Revelstoke City Council has voted to form a Council Remuneration Task Force to review mayor and council pay. (Jocelyn Doll/Revelstoke Review)

Revelstoke City Council has voted to form a Council Remuneration Task Force to review mayor and council pay. (Jocelyn Doll/Revelstoke Review)

Revelstoke task force to reconsider mayor and council pay

Discussion brought back to forefront after councillor resignation in early 2020

Revelstoke city council has voted to form a task to review what to pay council and the mayor.

The Council Remuneration Task Force will look at council indemnity comparisons to other B.C. municipalities similar in size to Revelstoke, the level of commitment required of mayor and council and the pay impact on attracting qualified elected officials.

A report will be presented to council with the goal to adopt any proposed changes prior to the next municipal election, which is scheduled for fall 2022.

This task force is a result of a motion made in February 2020, when public outcry and the resignation of a city councillor caused council to backtrack on proposed pay raises.

FROM 2020: Revelstoke city council backtracks on pay raises

First proposed in the fall of 2019 by Coun. Cody Younker, who is currently on leave from his position, council was considering a $10,000 raise for each councillor and a $45,000 raise for mayor, to be implemented over three years.

It would have meant a 0.2 per cent property tax increase in 2020, with smaller increases the following two years. However, on Jan. 21, 2020, Coun. Steven Cross resigned in protest of the raises. “Mayor and fellow councillors I am resigning from this council…for the following reasons, approving pay raises of 134 per cent for mayor and 67 per cent for councillors in a budget year where the town has a $500,000 revenue hole to deal with and our roads are a mess is a choice of self-interest over mission of service to our community,” he said at the time.

READ MORE: UPDATE: Revelstoke City Council gives themselves a raise, councillor resigns in protest

Two days later, Younker announced he would no longer support the raises, adding he believed it’s important for leaders to listen to their constituents and he was thankful that so many people engaged in the issue.


 

@JDoll_Revy
jocelyn.doll@revelstokereview.com

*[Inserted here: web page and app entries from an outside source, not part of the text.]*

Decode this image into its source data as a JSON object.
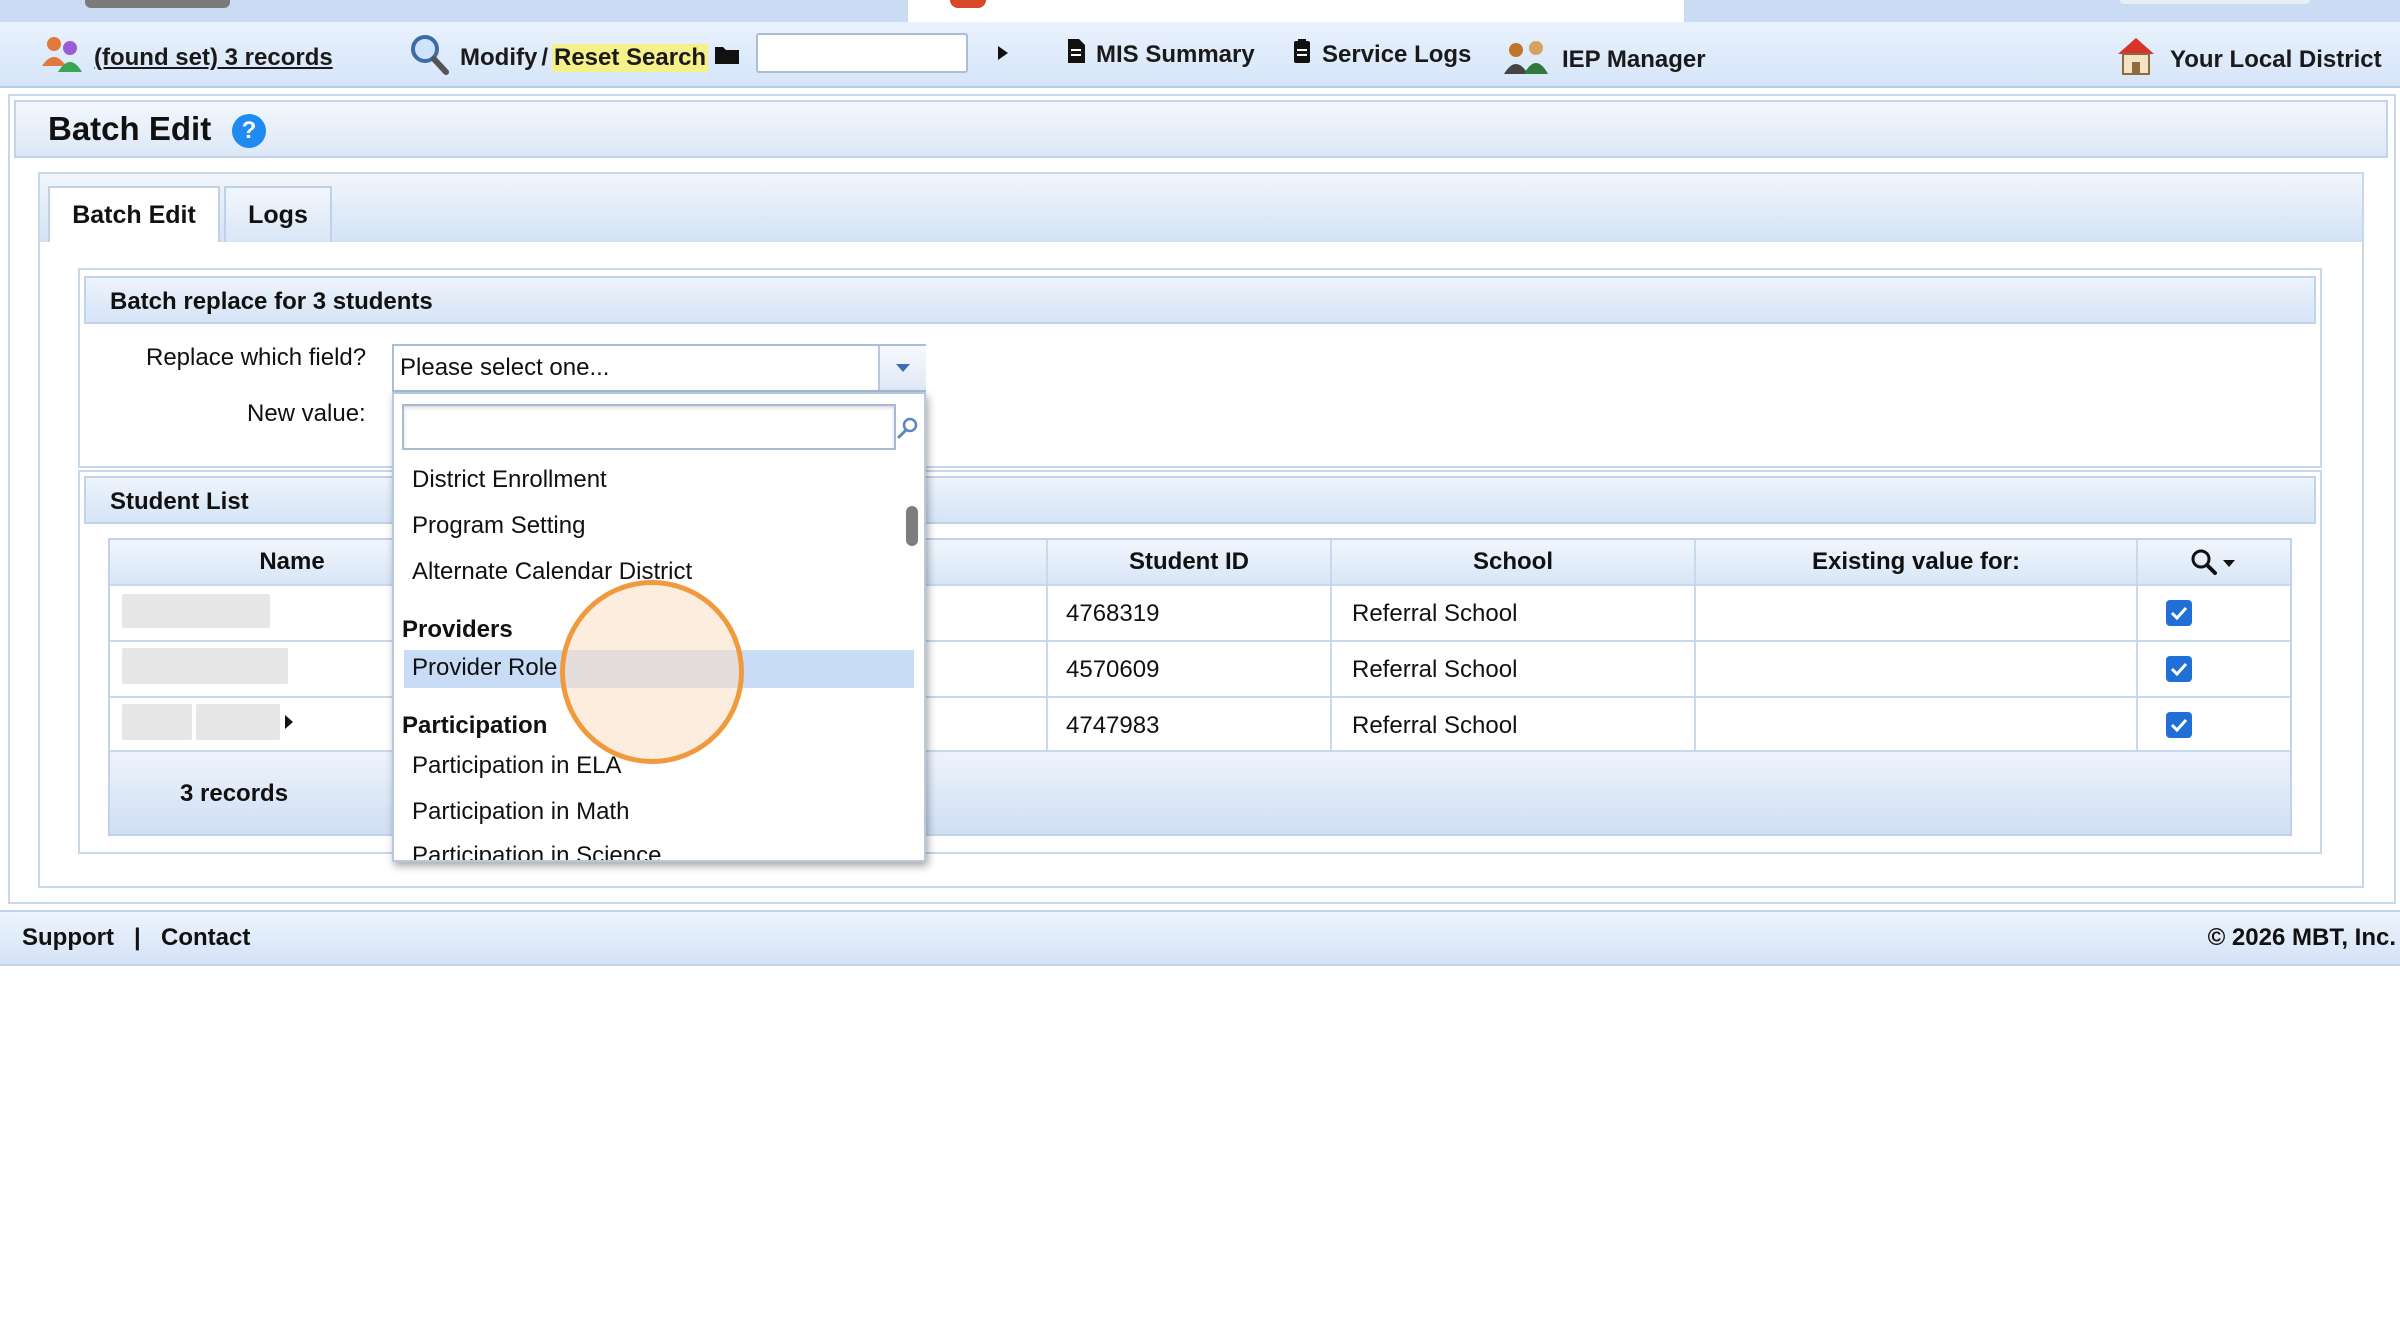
{
  "toolbar": {
    "found_set": "(found set) 3 records",
    "modify_label": "Modify",
    "separator": "/",
    "reset_search_label": "Reset Search",
    "mis_summary_label": "MIS Summary",
    "service_logs_label": "Service Logs",
    "iep_manager_label": "IEP Manager",
    "district_label": "Your Local District"
  },
  "panel": {
    "title": "Batch Edit",
    "help_glyph": "?",
    "tabs": [
      {
        "label": "Batch Edit",
        "active": true
      },
      {
        "label": "Logs",
        "active": false
      }
    ]
  },
  "batch_replace": {
    "title": "Batch replace for 3 students",
    "replace_label": "Replace which field?",
    "new_value_label": "New value:",
    "select_value": "Please select one..."
  },
  "dropdown": {
    "search_value": "",
    "items_top": [
      "District Enrollment",
      "Program Setting",
      "Alternate Calendar District"
    ],
    "group_providers": "Providers",
    "providers_items": [
      "Provider Role"
    ],
    "group_participation": "Participation",
    "participation_items": [
      "Participation in ELA",
      "Participation in Math",
      "Participation in Science"
    ],
    "highlighted_item": "Provider Role"
  },
  "student_list": {
    "title": "Student List",
    "columns": [
      "Name",
      "Student ID",
      "School",
      "Existing value for:"
    ],
    "rows": [
      {
        "student_id": "4768319",
        "school": "Referral School",
        "existing_value": "",
        "checked": true
      },
      {
        "student_id": "4570609",
        "school": "Referral School",
        "existing_value": "",
        "checked": true
      },
      {
        "student_id": "4747983",
        "school": "Referral School",
        "existing_value": "",
        "checked": true
      }
    ],
    "records_label": "3 records"
  },
  "footer": {
    "support_label": "Support",
    "divider": "|",
    "contact_label": "Contact",
    "copyright": "© 2026 MBT, Inc."
  },
  "icons": [
    "people-icon",
    "magnifier-icon",
    "folder-icon",
    "play-icon",
    "document-icon",
    "clipboard-icon",
    "iep-people-icon",
    "district-house-icon",
    "help-icon",
    "chevron-down-icon",
    "search-icon",
    "checkbox-icon"
  ],
  "colors": {
    "accent": "#1f8bf0",
    "highlight": "#f5f08a",
    "toolbar_bg": "#d5e5f8",
    "hover_row": "#c9dcf6",
    "click_ring": "#ef9a3c"
  }
}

Like us on Facebook and follow us on Twitter.

City CouncilRevelstoke